I so took this feeling for granted, I never thought to name it. By some bus riding and bus driving people's standards--often by Rachel's standards--Beth talks too much, says inappropriate things, acts in selfish, self-centered ways. This is one of those books where I now want to buy a bunch of copies and give one to everyone I know. There I was in college, and I went on my first dig, thrilled to know I would at last be excavating artifacts. I imagine the original article that prompted the book was quite interesting, but Ii found the book a tad long. Every two weeks, every month of the year. I lie in the dark, imagining Beth wandering the streets in some strange city, kicking up slush in her sandals, searching through trash cans for food.
Based on the memoir by Rachel Simon. The relationship, past and present, between sisters Rachel and Beth, was really the main story. Rosie O'Donnell, on the other hand, plays an obnoxious braying freak. And I think I'm done learning lessons. I think a lot in here about life.
Yes, work is a crucial part of life, but work alone cannot generate easy laughter, closeness, meandering conversation — and, best of all, the certainty that you belong right here, right now, because someone is special to you. Rachel joined Beth on her rides for a year, a few days every two weeks, in an attempt to mend their distanced relationship and gain some insight into Beth's daily life. About the Author: Rachel Simon is the author of the critically acclaimed and bestselling memoir Riding the Bus with My Sister. This book acknowledges that the nuanced journey to self-determination is not only challenging for Beth and her parents and siblings, but also for the team of professionals who work with Beth. I was like most of my peers: hyperbusy, hypercritical, hyperventilating. For a while we ride together.

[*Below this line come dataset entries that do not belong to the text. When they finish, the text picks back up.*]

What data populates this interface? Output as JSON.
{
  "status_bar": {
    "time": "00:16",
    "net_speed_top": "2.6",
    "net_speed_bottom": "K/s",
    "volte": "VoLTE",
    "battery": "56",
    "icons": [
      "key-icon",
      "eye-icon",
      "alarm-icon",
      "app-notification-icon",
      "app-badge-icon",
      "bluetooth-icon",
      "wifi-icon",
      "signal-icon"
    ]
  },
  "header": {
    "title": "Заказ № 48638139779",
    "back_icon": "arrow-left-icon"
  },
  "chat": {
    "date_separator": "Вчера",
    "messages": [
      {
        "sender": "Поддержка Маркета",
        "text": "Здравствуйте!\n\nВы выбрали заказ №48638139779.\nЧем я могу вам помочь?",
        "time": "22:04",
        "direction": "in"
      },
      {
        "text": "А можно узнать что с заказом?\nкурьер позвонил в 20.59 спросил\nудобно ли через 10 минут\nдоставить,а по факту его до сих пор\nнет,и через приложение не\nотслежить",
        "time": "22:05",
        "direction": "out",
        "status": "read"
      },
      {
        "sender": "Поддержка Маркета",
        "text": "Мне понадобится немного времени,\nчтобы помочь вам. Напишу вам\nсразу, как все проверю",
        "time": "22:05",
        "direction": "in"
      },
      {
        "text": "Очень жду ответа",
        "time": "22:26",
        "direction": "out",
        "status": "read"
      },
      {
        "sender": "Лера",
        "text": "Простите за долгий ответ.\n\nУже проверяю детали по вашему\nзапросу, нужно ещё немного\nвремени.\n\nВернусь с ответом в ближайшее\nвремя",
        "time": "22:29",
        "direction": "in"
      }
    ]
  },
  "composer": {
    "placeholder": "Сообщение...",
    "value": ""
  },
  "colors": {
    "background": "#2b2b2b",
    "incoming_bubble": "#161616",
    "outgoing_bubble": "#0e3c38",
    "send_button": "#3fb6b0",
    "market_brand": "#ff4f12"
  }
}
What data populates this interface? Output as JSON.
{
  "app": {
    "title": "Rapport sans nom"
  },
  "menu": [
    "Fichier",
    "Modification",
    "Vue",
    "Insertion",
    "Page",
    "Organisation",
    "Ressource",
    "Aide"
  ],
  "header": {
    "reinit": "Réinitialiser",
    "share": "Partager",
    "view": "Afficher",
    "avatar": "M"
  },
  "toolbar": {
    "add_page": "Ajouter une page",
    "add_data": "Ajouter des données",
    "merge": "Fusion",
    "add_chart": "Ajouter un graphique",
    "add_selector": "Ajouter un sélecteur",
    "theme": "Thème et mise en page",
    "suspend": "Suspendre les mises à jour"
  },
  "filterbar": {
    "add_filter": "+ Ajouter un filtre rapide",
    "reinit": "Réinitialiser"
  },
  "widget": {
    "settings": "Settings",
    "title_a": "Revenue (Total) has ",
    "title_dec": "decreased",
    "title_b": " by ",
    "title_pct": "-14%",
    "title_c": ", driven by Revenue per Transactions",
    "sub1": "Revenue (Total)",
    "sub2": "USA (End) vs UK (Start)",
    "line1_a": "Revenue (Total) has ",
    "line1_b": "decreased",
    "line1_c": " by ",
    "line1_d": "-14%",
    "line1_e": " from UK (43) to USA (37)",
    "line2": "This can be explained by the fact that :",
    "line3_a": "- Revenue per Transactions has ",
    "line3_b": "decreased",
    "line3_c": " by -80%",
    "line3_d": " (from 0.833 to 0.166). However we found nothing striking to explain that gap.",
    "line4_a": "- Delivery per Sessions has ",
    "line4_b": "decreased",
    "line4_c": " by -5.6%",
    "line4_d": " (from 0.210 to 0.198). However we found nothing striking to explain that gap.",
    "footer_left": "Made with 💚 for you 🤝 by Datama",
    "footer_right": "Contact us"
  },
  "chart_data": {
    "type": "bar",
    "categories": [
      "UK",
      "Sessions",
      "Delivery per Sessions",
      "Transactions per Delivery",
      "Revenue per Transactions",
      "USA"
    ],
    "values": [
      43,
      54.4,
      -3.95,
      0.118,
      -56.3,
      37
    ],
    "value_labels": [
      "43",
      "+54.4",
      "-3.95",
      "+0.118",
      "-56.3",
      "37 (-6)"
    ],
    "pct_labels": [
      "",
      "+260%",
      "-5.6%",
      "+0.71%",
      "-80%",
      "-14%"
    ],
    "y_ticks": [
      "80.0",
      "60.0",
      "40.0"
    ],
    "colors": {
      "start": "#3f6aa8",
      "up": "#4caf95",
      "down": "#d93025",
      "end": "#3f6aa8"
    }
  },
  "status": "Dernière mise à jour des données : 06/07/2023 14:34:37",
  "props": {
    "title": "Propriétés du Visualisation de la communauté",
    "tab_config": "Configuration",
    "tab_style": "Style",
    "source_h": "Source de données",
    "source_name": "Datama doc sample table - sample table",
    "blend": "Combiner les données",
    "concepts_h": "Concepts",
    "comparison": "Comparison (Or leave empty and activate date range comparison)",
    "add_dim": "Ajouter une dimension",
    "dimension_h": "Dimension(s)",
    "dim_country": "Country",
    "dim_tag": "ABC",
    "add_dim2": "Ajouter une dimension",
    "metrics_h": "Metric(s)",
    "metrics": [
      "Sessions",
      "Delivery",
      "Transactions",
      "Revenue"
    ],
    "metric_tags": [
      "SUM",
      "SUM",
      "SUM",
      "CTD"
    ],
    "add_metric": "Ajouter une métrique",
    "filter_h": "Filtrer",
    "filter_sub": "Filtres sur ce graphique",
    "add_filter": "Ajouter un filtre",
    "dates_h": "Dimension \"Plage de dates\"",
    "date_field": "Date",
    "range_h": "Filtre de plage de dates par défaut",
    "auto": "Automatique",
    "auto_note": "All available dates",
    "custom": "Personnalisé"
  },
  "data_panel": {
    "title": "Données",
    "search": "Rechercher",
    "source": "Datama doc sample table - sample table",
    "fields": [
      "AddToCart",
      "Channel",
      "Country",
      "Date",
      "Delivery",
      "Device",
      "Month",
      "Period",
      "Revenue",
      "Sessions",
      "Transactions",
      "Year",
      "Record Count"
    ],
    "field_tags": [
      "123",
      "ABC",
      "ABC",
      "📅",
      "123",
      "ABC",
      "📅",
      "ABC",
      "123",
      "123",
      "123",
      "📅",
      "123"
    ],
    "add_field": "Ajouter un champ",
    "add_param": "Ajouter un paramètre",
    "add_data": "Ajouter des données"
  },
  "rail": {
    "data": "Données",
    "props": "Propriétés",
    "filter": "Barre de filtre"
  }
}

No family can claim it is without distractions or the tiniest bit of dysfunction; Simon's clan has plenty of both. The civil rights aspect of the story was also less explicit, the backstory was compressed, both characters were presented as more extreme than they are in the book, and several other characters were composites. I can only try my best. I love the story behind how the siblings grew up but I just kept getting bored and pushed myself through the book. The drivers, a lively group, are her mentors; her fellow passengers are her community. Rachel Simon serves as an inspiration for me in that she is able to use her gifts and talents to not only interact well with her sister Beth, but also to inspire and inform others with her honest true story. Beth was separated from Rachel and her brother and sister.
Rachel was amazed by the friendly drivers who befriended Beth and had more patience than she could ever know. He was my first playmate and first friend. Seven days a week, from the minute I threw off the covers at seven a. We who grow up with family members with mental retardation have a blindspot like Rachel Simon. Simon doesn't crusade or sugarcoat.
I relished finding these treats populating my mailbox, whole colonies arriving in a single day. It is certainly hard to repeatedly deal with an obstinate individual who is not rational enough to understand that you are trying to help them. It was so routine, in fact, that people didn't even really debate it. Then you get off at your stop, or I get off at mine. Rachel makes a commiittment 3. The cultivation of friends in the community, who will, out of kindness and generosity, help out.
There she finds that Beth has fashioned a community for herself. This is one of those books that will stay with me for a long time. The point may also be made that Beth is rude and inconsiderate. In an early scene at a hardware store, her husband was shocked by her indifference to plumbing displays. But I work at it — all the time. These are Simon's accounts of growing up with her sister, and they combine for a fascinating look at what it's like growing up in a family living with disability. For a while we ride together.
It took a lot of effort, but eventually I went back to college at night. So agreeing to be a part of Beth's life for a year of weekends provides Rachel a way to waylay some of her sense of guilt. We found no such entries for this book title. Book author for store signing? He says, 'Stay here for an hour, and then we'll talk. Soon she was riding a dozen a day, some for five minutes, others for hours, befriending drivers and passengers as she wound through the narrow streets of the city and its wreath of rolling hills.
Beth, who has an intellectual disability, spends her days riding the buses in her Pennsylvania city. I didn't feel emotionally attached to the characters, and the writing felt sort of flat. So does my reluctance to review it. Although this package encompassed just the kind of existence many people I knew were utterly content with, I wanted something more. Join these two unforgettable sisters on their journey, this time in an even deeper and richer way. She rides the local buses in her Pennsylvania city, every day.
Rachel Simon is a talented writer who not only tells an honest, heartfelt story I can relate to with my family, but she is amazing at using sensory detail and organization to draw interest and meaning through the narrative. Beth's developmental disabilities make her unique -- at times very obsessive, loud in appearance and speech, illogical, obstinant, unaware of herself, and childish. The interplay of the present day story with the family background was interesting, though it did get painful as the family's disfunction came to the fore. But I wonder if, like Tim, I should just speak as I normally do, twenty-dollar words and all, and let Beth ask questions, and therefore learn. The father says, 'What's wrong with you? Even though Simon didn't know where it would take her, she accepted. Unsympathetic passengers sometimes scream at Beth, an unstoppable chatterbox.